For many high school juniors and seniors, taking the SAT is a high-pressure rite of passage. A good score can mean entry into the college of one’s dreams, while a poor score could mean the opposite.
To that end, a veritable industry of test preparation companies has sprung up to help students get ready for the test, particularly for those who can afford to take them. However, none of those have been endorsed by The College Board itself. In June 2015, the organization, which also administers AP tests around the country, partnered with The Khan Academy to provide free online test practice for anyone who wants it. This year, the Board is promoting it.
The online campaign from agency The Butler Bros. is aimed at students and tells the stories of several students from Oak Ridge High School in Orlando, Fla., which was one of the first to integrate the Official SAT Practice testing into college prep curriculum. Using a documentary style, the campaign shows the students practicing hard for their extracurricular activities such as football, cheerleading, yearbook and marching band. Just as they prepare for those activities, they practice for their SAT tests, noting they’re developing a sense of “muscle memory” and confidence. The message: “Better takes practice.”
“[The extracurricular activities] coalesce on a Friday night in the same way that the academic practice courses coalesce on test day,” Adam Butler, founder and strategic chief at The Butler Bros, tells Marketing Daily. “The content’s job is to show the notion that the test can be practiced for.”
The SAT was originally conceived as an “objective” measure for students to show off their knowledge, Butler says. But as test preparation courses are more the norm than the exception these days, the College Board is asserting that simply practicing for the tests (using Khan Academy resources, which employ PSAT scores to highlight areas of weakness, and thus further study) can help boost one’s score. According to The College Board, taking 20 hours of free online practice studying led to an average 115-point score increase. Rather than over-promise on score increases, however, the campaign takes a more personal approach.
“Proving practice works is a risky message to put out there,”, Butler says. “We wanted to focus on a universal truth, which is that practice makes you better.”

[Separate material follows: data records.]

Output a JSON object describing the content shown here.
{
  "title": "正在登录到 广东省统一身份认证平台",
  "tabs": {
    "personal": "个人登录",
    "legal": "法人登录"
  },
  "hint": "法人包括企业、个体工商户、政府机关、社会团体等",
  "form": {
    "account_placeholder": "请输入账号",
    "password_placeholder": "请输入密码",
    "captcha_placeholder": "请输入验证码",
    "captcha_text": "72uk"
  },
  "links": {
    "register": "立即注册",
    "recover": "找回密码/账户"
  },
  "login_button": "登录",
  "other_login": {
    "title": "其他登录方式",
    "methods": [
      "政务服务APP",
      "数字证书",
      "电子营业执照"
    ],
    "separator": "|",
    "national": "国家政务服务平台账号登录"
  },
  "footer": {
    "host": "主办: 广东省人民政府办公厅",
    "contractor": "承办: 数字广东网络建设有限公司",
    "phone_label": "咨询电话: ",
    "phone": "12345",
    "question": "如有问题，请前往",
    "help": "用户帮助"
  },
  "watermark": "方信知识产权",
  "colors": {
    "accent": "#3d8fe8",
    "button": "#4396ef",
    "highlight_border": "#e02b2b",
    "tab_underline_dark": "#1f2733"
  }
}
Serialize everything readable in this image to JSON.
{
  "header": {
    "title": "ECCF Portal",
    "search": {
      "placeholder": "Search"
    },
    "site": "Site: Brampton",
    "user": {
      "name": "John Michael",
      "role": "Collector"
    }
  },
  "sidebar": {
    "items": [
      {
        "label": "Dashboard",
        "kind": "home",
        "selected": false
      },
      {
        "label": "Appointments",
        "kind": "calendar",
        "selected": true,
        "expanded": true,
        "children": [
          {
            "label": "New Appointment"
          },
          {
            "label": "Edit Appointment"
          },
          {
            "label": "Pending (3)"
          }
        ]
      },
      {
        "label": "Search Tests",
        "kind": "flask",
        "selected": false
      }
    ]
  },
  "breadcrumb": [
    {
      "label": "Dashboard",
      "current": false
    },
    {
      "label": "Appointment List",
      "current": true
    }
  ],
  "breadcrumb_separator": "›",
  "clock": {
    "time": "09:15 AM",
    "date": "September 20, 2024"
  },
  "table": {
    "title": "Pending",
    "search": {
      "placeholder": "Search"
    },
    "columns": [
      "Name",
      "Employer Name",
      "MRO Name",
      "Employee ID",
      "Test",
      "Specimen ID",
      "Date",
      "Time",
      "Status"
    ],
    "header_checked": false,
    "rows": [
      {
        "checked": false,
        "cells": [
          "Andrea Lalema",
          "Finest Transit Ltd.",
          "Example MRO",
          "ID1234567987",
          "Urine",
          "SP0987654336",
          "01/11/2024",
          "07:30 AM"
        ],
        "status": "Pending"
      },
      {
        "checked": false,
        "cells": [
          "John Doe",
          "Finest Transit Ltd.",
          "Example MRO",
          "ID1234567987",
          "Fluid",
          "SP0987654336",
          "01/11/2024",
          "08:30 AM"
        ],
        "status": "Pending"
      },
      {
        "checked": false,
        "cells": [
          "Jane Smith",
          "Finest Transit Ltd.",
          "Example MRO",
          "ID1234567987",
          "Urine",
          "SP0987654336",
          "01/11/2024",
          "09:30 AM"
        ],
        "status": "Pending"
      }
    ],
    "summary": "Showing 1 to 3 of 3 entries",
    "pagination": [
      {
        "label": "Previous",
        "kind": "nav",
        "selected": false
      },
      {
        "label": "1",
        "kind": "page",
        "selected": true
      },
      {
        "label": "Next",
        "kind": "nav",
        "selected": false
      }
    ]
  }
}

The campaign is being run on digital channels such as YouTube, Twitter and Spotify, Butler says. The College Board is also engaging in separate outreach to parents and school counseling offices, Butler says.